The reason I say this is because I have already mentioned that I can barely hit double figures for push ups after working my chest.
Plus, as I’ve said, although I haven’t counted recently, I know that I am capable of performing more than 50 push ups in a row.
Realistically, while push ups will test your strength, they are typically far more geared to your overall fitness levels, conditioning, and muscular endurance.
Therefore, if you generally crank out 10 push ups on a good day, you’re probably going to find it extremely difficult to even get one rep after a chest workout.
As I say, this has much more to do with your muscular endurance and conditioning.
So, you could be an extremely strong individual, who literally smashes their chest workout each and every time.
However, this won’t automatically transfer to your ability with push ups.
Then again, you could be an absolute beast at push ups, but you’re barely able to even bench press your own body weight.
That being said, the number of push ups you can perform in a rested state will be severely impacted once you’re in a fatigued state, especially from a hard chest workout.
How Many Push Ups Should I Be Able to Do?
So, as you can see, the main reason you can’t do push ups after a chest workout is due to muscle fatigue.
It stands to reason that after an intense chest session you’re probably not going to have much left in the tank.
That being said, most of us tend to make push ups even harder once we’re fatigued.
This is typically through poor form, whereby you’re either pumping with your arms or allowing your midsection to sag towards the floor.
Unfortunately, both of these things will simply make push ups even harder.
Finally, you have to take into consideration how many push ups you can do in a rested state.
As an example, if your max push up set is 10 reps, you’re probably going to struggle even doing a single push up after a chest workout.
If this is the case you’ll want to discover how to build up to 50 push ups in a row.
Hi, I’m Partha, owner and founder of My Bodyweight Exercises.

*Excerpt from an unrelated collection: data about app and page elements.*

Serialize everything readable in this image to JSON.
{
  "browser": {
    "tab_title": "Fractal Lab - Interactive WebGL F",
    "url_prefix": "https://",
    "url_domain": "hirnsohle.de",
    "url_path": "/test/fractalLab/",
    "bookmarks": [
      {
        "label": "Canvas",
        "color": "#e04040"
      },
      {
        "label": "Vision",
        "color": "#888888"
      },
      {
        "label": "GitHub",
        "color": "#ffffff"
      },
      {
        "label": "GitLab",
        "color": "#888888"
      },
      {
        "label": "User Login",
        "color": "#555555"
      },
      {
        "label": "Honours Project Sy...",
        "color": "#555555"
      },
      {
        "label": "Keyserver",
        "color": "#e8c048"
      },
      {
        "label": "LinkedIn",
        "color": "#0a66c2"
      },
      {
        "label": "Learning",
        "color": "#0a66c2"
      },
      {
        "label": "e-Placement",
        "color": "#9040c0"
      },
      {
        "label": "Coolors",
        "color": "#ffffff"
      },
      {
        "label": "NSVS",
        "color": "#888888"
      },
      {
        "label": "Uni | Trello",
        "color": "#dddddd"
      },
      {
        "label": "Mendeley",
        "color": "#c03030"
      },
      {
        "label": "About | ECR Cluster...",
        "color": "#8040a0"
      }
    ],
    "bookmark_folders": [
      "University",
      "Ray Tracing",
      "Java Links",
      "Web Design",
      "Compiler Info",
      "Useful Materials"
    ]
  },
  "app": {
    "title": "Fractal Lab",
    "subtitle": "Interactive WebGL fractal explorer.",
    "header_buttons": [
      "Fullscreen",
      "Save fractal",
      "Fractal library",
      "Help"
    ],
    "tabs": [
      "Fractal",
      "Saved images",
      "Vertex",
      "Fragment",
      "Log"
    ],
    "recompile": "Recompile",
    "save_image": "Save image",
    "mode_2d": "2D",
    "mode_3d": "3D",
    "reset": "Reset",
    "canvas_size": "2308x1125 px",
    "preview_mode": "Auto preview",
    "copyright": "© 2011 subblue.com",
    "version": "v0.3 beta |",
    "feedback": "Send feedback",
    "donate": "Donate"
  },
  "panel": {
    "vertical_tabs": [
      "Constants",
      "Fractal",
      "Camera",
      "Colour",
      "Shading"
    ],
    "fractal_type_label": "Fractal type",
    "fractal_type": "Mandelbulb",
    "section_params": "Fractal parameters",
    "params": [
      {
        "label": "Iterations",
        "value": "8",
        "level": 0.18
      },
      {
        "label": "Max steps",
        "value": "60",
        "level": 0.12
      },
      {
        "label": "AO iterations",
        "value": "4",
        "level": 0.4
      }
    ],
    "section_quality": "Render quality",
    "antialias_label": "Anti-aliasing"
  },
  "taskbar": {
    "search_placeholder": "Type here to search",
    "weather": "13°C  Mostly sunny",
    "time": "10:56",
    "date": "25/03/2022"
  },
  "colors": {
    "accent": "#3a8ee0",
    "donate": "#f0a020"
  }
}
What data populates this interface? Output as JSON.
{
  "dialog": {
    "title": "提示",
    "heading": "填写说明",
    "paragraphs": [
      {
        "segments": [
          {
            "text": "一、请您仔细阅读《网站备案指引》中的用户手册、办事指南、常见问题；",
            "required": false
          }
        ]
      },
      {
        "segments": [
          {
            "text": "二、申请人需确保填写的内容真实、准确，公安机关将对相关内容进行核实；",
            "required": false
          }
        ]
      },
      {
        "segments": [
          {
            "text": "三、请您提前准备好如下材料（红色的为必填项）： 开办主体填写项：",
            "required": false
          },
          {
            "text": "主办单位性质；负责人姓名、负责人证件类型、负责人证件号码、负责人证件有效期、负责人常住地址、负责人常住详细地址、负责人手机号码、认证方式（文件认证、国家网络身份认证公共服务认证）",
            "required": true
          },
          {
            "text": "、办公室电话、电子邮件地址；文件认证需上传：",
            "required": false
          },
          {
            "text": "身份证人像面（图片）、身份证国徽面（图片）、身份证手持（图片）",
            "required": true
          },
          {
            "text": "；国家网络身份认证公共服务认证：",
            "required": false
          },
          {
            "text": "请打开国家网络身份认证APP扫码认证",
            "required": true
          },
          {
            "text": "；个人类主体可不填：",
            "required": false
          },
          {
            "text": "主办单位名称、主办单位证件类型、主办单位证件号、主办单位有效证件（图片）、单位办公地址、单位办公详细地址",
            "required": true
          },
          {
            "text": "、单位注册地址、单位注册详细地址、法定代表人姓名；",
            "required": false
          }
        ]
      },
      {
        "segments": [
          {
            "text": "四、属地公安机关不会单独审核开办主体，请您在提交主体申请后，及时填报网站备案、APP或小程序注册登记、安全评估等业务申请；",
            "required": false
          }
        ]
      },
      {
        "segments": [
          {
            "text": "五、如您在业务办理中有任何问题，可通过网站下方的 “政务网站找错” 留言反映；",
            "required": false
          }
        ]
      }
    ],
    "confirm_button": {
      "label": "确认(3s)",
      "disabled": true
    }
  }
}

I am a Level 3 Personal Trainer and Certified Strength & Conditioning Specialist through the Register of Exercise Professionals, United Kingdom. I have been a regular gym-goer since 2000 and coaching clients since 2012. My aim is to help you achieve your body composition goals.